NASCAR says Keselowski can keep phone in car
CHARLOTTE, N.C. — NASCAR said Tuesday Brad Keselowski can keep his cellphone in his race car during events, and all drivers are encouraged to use social media.
Keselowski drew worldwide attention for posting on Twitter during a red-flag period in Monday night's season-opening Daytona 500. He posted pictures, answered questions and kept fans informed of what was happening during the stoppage that lasted just over two hours.
The tweeting gained Keselowski roughly 140,000 followers during the race.
But there was concern having a phone violated NASCAR rules. Teams are prohibited from having recording devices in the car that are not for competition purposes, and two-way communication devices are supposed to be analog only.
NASCAR said Keselowski had not violated any rules and can keep his phone.
"NASCAR will not penalize Brad Keselowski for his use of Twitter during last night's Daytona 500," NASCAR said in a statement. "Nothing we've seen from Brad violates any current rules pertaining to the use of social media during races. As such, he won't be penalized. We encourage our drivers to use social media to express themselves as long as they do so without risking their safety or that of others."
Safety worker grateful for well wishes
The driver of the safety truck that exploded into flames during the Daytona 500 thanked NASCAR fans Tuesday night for their concern.
Duane Barnes was driving the jet dryer that was hit under caution when something broke on Juan Pablo Montoya's car and sent it careening into the truck. The collision caused a raging inferno that scorched the track and stopped Monday night's race for just over two hours.
"I appreciate everyone for taking the time to write, call and ask how I am," Barnes said in a statement. "I am OK, and I am amazed at how many people have wished me well. I am also glad Juan Pablo Montoya is OK, and thank him for his concern."
Barnes, a 24-year employee of Michigan International Speedway, was evaluated at a Daytona hospital Monday night and released. He was one of two employees Michigan sent to Daytona to help with the season-opening race.

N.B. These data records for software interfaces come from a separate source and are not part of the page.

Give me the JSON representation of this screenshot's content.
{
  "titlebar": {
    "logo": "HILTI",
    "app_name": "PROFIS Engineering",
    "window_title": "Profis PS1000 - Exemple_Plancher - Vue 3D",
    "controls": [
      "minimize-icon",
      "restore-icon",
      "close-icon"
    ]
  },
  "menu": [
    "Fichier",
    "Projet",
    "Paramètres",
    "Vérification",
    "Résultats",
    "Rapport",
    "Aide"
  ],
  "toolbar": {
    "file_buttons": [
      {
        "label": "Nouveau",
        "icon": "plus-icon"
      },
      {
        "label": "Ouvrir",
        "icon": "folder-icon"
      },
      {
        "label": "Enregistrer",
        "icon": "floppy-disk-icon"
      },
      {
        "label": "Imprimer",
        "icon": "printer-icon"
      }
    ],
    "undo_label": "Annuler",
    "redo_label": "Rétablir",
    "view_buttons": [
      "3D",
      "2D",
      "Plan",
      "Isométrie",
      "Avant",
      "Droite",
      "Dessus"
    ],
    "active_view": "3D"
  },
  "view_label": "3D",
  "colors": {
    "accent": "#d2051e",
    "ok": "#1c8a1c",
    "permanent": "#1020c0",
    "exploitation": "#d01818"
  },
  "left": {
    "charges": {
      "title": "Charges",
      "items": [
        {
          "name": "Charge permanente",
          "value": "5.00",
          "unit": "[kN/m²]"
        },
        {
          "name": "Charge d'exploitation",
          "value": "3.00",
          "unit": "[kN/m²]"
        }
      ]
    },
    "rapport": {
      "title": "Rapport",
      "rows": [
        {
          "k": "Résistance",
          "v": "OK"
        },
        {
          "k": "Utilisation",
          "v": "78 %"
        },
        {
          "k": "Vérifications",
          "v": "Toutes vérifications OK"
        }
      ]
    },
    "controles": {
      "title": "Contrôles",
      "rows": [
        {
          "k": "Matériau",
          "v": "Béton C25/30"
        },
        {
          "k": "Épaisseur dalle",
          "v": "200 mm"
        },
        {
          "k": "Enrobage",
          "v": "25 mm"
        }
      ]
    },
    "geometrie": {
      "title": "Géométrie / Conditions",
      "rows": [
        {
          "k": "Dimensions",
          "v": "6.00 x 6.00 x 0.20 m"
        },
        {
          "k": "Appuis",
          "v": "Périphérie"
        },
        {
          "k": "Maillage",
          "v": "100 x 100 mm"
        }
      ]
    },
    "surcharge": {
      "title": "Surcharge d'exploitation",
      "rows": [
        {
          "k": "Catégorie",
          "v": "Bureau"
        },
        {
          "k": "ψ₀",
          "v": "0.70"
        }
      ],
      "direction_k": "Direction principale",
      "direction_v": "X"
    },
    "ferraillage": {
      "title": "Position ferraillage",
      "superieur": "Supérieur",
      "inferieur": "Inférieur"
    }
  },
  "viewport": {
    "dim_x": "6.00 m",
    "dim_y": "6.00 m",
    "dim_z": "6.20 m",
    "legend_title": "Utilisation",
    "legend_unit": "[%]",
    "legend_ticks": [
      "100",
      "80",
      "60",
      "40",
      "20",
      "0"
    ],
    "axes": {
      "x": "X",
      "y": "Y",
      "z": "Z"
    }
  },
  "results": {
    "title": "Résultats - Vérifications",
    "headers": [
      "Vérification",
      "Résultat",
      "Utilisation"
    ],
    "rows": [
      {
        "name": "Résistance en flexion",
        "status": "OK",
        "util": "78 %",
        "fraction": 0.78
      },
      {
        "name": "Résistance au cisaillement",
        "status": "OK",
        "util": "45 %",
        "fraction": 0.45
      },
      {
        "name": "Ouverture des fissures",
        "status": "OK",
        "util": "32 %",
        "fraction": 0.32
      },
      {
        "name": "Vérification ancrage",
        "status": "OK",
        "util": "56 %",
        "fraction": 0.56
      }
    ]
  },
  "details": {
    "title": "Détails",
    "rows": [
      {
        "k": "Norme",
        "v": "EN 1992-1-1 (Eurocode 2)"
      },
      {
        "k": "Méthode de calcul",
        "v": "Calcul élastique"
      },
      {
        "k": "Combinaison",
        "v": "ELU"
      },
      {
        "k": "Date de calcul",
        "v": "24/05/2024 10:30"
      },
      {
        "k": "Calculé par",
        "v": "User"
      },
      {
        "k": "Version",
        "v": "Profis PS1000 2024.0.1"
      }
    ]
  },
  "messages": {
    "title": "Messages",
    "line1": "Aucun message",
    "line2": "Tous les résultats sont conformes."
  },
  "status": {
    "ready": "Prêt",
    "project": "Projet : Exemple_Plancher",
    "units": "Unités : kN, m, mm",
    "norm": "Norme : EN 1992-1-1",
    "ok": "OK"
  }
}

Barnes often assists at tracks owned by International Speedway Corp. by driving jet dryers. Michigan sent three jet dryers to the race.
Meanwhile, Daytona president Joie Chitwood III said the 200 gallons of jet fuel that spilled across Daytona International Speedway and caught fire was a worst-case scenario.
"The worst possible thing that can happen to a racetrack is fuel," Chitwood said. "We hardly ever talk about burning fuel. If we would have talked about having 200 gallons of burning jet fuel on the racetrack during the event, I'm not sure what the likelihood would have been of completing the race."
Track workers put out the fire, then turned to laundry detergent to clean up the mess because, Chitwood said, the detergent is typically used to wash the track surface. The track was watered, soaped, watered again, then a street bond was added.
The entire process took just over two hours, and racing resumed right after.
"It was about a 10- or 11-step process," said Chitwood. "There is no true training manual to light a track on fire and respond to it. But what the team did . I think is phenomenal."
Drivers seemed concerned about racing through the area as they turned laps under caution, and a collective sigh was let out once Jeff Burton led a line of drivers through the high-side of the track that seemed to be the riskiest area.
"The drivers did not get an opportunity to see the track before we re-started, and I can only assume as I go through there and I hear stuff flying up into the crush panels that it's asphalt," Dale Earnhardt Jr. said. "When you're a driver and you're running on a racetrack and you hear things flying up, that's not typically normal. So I just assumed the track was pretty soft, but it held up well."